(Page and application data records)
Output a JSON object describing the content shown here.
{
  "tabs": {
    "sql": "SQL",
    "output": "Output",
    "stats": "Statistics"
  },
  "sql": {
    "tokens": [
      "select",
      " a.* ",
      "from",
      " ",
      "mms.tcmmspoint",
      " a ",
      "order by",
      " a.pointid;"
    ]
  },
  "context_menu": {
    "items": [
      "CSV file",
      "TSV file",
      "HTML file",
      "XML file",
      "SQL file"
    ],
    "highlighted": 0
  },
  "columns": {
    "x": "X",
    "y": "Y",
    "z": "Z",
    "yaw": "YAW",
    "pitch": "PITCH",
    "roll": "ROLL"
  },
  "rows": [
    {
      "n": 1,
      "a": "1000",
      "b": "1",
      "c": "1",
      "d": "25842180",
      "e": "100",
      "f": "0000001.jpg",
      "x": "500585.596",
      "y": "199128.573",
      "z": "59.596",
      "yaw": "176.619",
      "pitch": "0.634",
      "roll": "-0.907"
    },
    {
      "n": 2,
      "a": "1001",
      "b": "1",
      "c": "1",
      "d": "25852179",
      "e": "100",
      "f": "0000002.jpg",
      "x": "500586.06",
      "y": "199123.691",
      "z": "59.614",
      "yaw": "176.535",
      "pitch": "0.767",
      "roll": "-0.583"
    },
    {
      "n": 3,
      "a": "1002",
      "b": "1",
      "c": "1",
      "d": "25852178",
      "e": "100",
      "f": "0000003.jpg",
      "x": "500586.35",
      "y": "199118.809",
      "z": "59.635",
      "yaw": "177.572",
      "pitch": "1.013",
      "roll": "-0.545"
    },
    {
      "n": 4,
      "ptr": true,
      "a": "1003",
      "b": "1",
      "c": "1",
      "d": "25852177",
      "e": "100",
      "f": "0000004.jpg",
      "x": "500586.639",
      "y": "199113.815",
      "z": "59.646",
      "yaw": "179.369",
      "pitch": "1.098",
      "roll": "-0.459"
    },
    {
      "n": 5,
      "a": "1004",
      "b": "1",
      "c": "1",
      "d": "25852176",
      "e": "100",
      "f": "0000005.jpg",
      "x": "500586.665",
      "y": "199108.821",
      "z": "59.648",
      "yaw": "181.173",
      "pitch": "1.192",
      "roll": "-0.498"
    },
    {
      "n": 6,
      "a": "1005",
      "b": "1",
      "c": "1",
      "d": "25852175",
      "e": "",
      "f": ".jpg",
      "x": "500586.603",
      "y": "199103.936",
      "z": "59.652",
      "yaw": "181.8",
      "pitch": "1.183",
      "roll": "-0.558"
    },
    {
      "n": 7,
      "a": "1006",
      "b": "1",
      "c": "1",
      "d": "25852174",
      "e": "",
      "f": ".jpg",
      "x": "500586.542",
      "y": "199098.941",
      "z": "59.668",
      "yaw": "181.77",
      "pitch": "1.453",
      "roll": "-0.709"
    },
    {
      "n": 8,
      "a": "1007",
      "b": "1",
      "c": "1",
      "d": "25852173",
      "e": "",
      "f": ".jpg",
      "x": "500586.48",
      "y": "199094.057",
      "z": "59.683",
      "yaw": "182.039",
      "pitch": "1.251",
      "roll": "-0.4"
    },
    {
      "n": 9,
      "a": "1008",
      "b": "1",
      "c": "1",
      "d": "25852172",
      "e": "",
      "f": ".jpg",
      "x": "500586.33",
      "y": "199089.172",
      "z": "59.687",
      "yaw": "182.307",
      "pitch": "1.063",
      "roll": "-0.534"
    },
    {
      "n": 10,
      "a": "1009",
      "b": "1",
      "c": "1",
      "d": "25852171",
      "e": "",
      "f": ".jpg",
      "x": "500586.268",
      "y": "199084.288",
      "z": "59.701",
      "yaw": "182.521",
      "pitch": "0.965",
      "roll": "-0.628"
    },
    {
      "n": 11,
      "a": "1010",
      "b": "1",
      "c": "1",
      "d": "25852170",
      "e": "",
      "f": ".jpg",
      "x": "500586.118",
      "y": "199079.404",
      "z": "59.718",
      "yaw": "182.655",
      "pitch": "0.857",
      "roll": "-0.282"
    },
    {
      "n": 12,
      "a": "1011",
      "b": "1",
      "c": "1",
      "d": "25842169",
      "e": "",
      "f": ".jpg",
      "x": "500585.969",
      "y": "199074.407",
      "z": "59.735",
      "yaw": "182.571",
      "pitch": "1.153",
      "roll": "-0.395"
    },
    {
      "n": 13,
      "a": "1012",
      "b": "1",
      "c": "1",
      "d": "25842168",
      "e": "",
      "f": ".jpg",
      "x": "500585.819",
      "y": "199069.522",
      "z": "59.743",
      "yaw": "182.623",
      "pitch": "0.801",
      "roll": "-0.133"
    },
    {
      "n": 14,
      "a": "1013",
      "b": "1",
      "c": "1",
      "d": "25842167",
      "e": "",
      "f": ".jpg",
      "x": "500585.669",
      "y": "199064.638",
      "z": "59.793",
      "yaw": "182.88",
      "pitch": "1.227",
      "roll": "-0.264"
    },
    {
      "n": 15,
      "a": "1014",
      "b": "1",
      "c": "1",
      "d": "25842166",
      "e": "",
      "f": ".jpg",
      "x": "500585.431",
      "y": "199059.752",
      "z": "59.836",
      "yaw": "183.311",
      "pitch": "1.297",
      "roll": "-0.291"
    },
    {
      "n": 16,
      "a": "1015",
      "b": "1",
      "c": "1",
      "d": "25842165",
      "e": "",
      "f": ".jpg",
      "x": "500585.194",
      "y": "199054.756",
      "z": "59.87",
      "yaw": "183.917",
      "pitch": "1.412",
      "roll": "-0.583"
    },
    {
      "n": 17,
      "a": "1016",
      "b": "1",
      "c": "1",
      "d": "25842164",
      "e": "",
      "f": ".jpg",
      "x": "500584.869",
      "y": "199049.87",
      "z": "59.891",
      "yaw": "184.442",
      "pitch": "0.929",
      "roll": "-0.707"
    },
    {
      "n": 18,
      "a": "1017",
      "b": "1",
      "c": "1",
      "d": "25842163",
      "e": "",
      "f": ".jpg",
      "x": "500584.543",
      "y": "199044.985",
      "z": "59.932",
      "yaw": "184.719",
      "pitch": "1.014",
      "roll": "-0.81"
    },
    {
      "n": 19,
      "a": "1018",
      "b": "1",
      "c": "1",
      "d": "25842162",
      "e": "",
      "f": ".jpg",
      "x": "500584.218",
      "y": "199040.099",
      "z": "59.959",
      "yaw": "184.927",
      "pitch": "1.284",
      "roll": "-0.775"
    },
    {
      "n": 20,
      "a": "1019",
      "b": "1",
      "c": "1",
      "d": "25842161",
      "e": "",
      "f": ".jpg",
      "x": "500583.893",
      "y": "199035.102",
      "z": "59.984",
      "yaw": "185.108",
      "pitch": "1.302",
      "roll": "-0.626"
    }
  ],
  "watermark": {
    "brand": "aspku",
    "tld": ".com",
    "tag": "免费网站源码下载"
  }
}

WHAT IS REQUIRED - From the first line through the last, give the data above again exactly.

SOLVED PROBLEM -
Output a JSON object describing the content shown here.
{
  "tabs": {
    "sql": "SQL",
    "output": "Output",
    "stats": "Statistics"
  },
  "sql": {
    "tokens": [
      "select",
      " a.* ",
      "from",
      " ",
      "mms.tcmmspoint",
      " a ",
      "order by",
      " a.pointid;"
    ]
  },
  "context_menu": {
    "items": [
      "CSV file",
      "TSV file",
      "HTML file",
      "XML file",
      "SQL file"
    ],
    "highlighted": 0
  },
  "columns": {
    "x": "X",
    "y": "Y",
    "z": "Z",
    "yaw": "YAW",
    "pitch": "PITCH",
    "roll": "ROLL"
  },
  "rows": [
    {
      "n": 1,
      "a": "1000",
      "b": "1",
      "c": "1",
      "d": "25842180",
      "e": "100",
      "f": "0000001.jpg",
      "x": "500585.596",
      "y": "199128.573",
      "z": "59.596",
      "yaw": "176.619",
      "pitch": "0.634",
      "roll": "-0.907"
    },
    {
      "n": 2,
      "a": "1001",
      "b": "1",
      "c": "1",
      "d": "25852179",
      "e": "100",
      "f": "0000002.jpg",
      "x": "500586.06",
      "y": "199123.691",
      "z": "59.614",
      "yaw": "176.535",
      "pitch": "0.767",
      "roll": "-0.583"
    },
    {
      "n": 3,
      "a": "1002",
      "b": "1",
      "c": "1",
      "d": "25852178",
      "e": "100",
      "f": "0000003.jpg",
      "x": "500586.35",
      "y": "199118.809",
      "z": "59.635",
      "yaw": "177.572",
      "pitch": "1.013",
      "roll": "-0.545"
    },
    {
      "n": 4,
      "ptr": true,
      "a": "1003",
      "b": "1",
      "c": "1",
      "d": "25852177",
      "e": "100",
      "f": "0000004.jpg",
      "x": "500586.639",
      "y": "199113.815",
      "z": "59.646",
      "yaw": "179.369",
      "pitch": "1.098",
      "roll": "-0.459"
    },
    {
      "n": 5,
      "a": "1004",
      "b": "1",
      "c": "1",
      "d": "25852176",
      "e": "100",
      "f": "0000005.jpg",
      "x": "500586.665",
      "y": "199108.821",
      "z": "59.648",
      "yaw": "181.173",
      "pitch": "1.192",
      "roll": "-0.498"
    },
    {
      "n": 6,
      "a": "1005",
      "b": "1",
      "c": "1",
      "d": "25852175",
      "e": "",
      "f": ".jpg",
      "x": "500586.603",
      "y": "199103.936",
      "z": "59.652",
      "yaw": "181.8",
      "pitch": "1.183",
      "roll": "-0.558"
    },
    {
      "n": 7,
      "a": "1006",
      "b": "1",
      "c": "1",
      "d": "25852174",
      "e": "",
      "f": ".jpg",
      "x": "500586.542",
      "y": "199098.941",
      "z": "59.668",
      "yaw": "181.77",
      "pitch": "1.453",
      "roll": "-0.709"
    },
    {
      "n": 8,
      "a": "1007",
      "b": "1",
      "c": "1",
      "d": "25852173",
      "e": "",
      "f": ".jpg",
      "x": "500586.48",
      "y": "199094.057",
      "z": "59.683",
      "yaw": "182.039",
      "pitch": "1.251",
      "roll": "-0.4"
    },
    {
      "n": 9,
      "a": "1008",
      "b": "1",
      "c": "1",
      "d": "25852172",
      "e": "",
      "f": ".jpg",
      "x": "500586.33",
      "y": "199089.172",
      "z": "59.687",
      "yaw": "182.307",
      "pitch": "1.063",
      "roll": "-0.534"
    },
    {
      "n": 10,
      "a": "1009",
      "b": "1",
      "c": "1",
      "d": "25852171",
      "e": "",
      "f": ".jpg",
      "x": "500586.268",
      "y": "199084.288",
      "z": "59.701",
      "yaw": "182.521",
      "pitch": "0.965",
      "roll": "-0.628"
    },
    {
      "n": 11,
      "a": "1010",
      "b": "1",
      "c": "1",
      "d": "25852170",
      "e": "",
      "f": ".jpg",
      "x": "500586.118",
      "y": "199079.404",
      "z": "59.718",
      "yaw": "182.655",
      "pitch": "0.857",
      "roll": "-0.282"
    },
    {
      "n": 12,
      "a": "1011",
      "b": "1",
      "c": "1",
      "d": "25842169",
      "e": "",
      "f": ".jpg",
      "x": "500585.969",
      "y": "199074.407",
      "z": "59.735",
      "yaw": "182.571",
      "pitch": "1.153",
      "roll": "-0.395"
    },
    {
      "n": 13,
      "a": "1012",
      "b": "1",
      "c": "1",
      "d": "25842168",
      "e": "",
      "f": ".jpg",
      "x": "500585.819",
      "y": "199069.522",
      "z": "59.743",
      "yaw": "182.623",
      "pitch": "0.801",
      "roll": "-0.133"
    },
    {
      "n": 14,
      "a": "1013",
      "b": "1",
      "c": "1",
      "d": "25842167",
      "e": "",
      "f": ".jpg",
      "x": "500585.669",
      "y": "199064.638",
      "z": "59.793",
      "yaw": "182.88",
      "pitch": "1.227",
      "roll": "-0.264"
    },
    {
      "n": 15,
      "a": "1014",
      "b": "1",
      "c": "1",
      "d": "25842166",
      "e": "",
      "f": ".jpg",
      "x": "500585.431",
      "y": "199059.752",
      "z": "59.836",
      "yaw": "183.311",
      "pitch": "1.297",
      "roll": "-0.291"
    },
    {
      "n": 16,
      "a": "1015",
      "b": "1",
      "c": "1",
      "d": "25842165",
      "e": "",
      "f": ".jpg",
      "x": "500585.194",
      "y": "199054.756",
      "z": "59.87",
      "yaw": "183.917",
      "pitch": "1.412",
      "roll": "-0.583"
    },
    {
      "n": 17,
      "a": "1016",
      "b": "1",
      "c": "1",
      "d": "25842164",
      "e": "",
      "f": ".jpg",
      "x": "500584.869",
      "y": "199049.87",
      "z": "59.891",
      "yaw": "184.442",
      "pitch": "0.929",
      "roll": "-0.707"
    },
    {
      "n": 18,
      "a": "1017",
      "b": "1",
      "c": "1",
      "d": "25842163",
      "e": "",
      "f": ".jpg",
      "x": "500584.543",
      "y": "199044.985",
      "z": "59.932",
      "yaw": "184.719",
      "pitch": "1.014",
      "roll": "-0.81"
    },
    {
      "n": 19,
      "a": "1018",
      "b": "1",
      "c": "1",
      "d": "25842162",
      "e": "",
      "f": ".jpg",
      "x": "500584.218",
      "y": "199040.099",
      "z": "59.959",
      "yaw": "184.927",
      "pitch": "1.284",
      "roll": "-0.775"
    },
    {
      "n": 20,
      "a": "1019",
      "b": "1",
      "c": "1",
      "d": "25842161",
      "e": "",
      "f": ".jpg",
      "x": "500583.893",
      "y": "199035.102",
      "z": "59.984",
      "yaw": "185.108",
      "pitch": "1.302",
      "roll": "-0.626"
    }
  ],
  "watermark": {
    "brand": "aspku",
    "tld": ".com",
    "tag": "免费网站源码下载"
  }
}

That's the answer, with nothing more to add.